• Premises Safety
  • Insights
  • Higher Ed
  • K-12

Use Security Cameras and Closed-Circuit TV on Campus

Alyssa Keehan, Esq.
October 2020
Guidelines to ensure lawful and proper use of cameras

Installing security cameras and closed-circuit television (CCTV) systems can raise privacy rights issues for students, employees, and visitors at your campus. But these essential security tools can help your K-12 school, college, or university meet its legal duty to use reasonable care to protect the physical safety of those on campus. Surveillance systems also can deter crime and gather evidence to convict perpetrators.

Operating guidelines are necessary to prevent unlawful or improper use of security cameras. Courts recognize a right to privacy in the U.S. Constitution and in several state constitutions. People have a reasonable expectation of privacy in places such as residences, bathrooms, and locker rooms. Moreover, federal and state laws place limits on the appropriate use of surveillance technologies.

To operate security cameras or a CCTV system, adopt guidelines that cover:

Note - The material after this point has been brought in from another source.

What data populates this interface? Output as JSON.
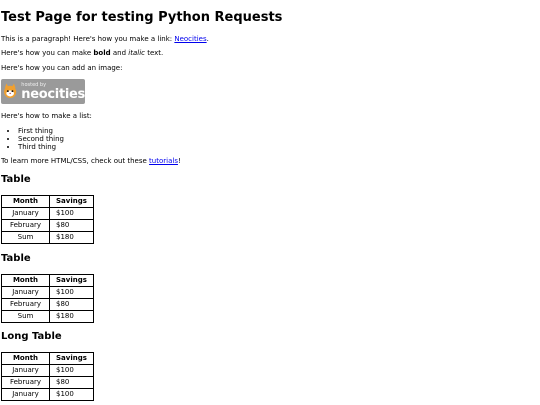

  • Objectives. Clearly define authorized purposes such as the prevention of crime and public disorder, identifying criminal activity and suspects, gathering evidence, and documenting police actions.
  • Locations. Security cameras and CCTV are usually placed in public or open locations such as streets, sidewalks, parks, building commons areas, parking lots, and stadiums. In residential buildings, cameras may be installed around entrances and exits, stairwells, and hallways. Surveillance tools are usually not placed in residence hall rooms, bathrooms, or locker rooms without a court order or approval by the police chief.
  • Signage. If you decide to use security cameras, notify people who may be affected. It is often sufficient to describe the surveillance program on the campus safety website and post signs announcing the presence (but not the specific location) of security cameras. Review the posting and content of signage with your legal counsel.
  • Storage of recordings. Store recorded images for a time period consistent with your institution’s record-retention policies and state records laws. After that, delete images unless they are needed in a legal proceeding.
  • Training. Train personnel on the installation, use, and monitoring of cameras, and on the collection of video or digital data, applicable laws, and ethical considerations.
  • Violations. Require reporting to campus police any unauthorized or illegal use of the security cameras or CCTV system. Discipline violators and consider referring them for criminal prosecution.
  • Needs assessment and review. Perform a needs assessment before initiating a surveillance program. To ensure your program meets its objectives, periodically review the security technology’s effectiveness.
Additional Resources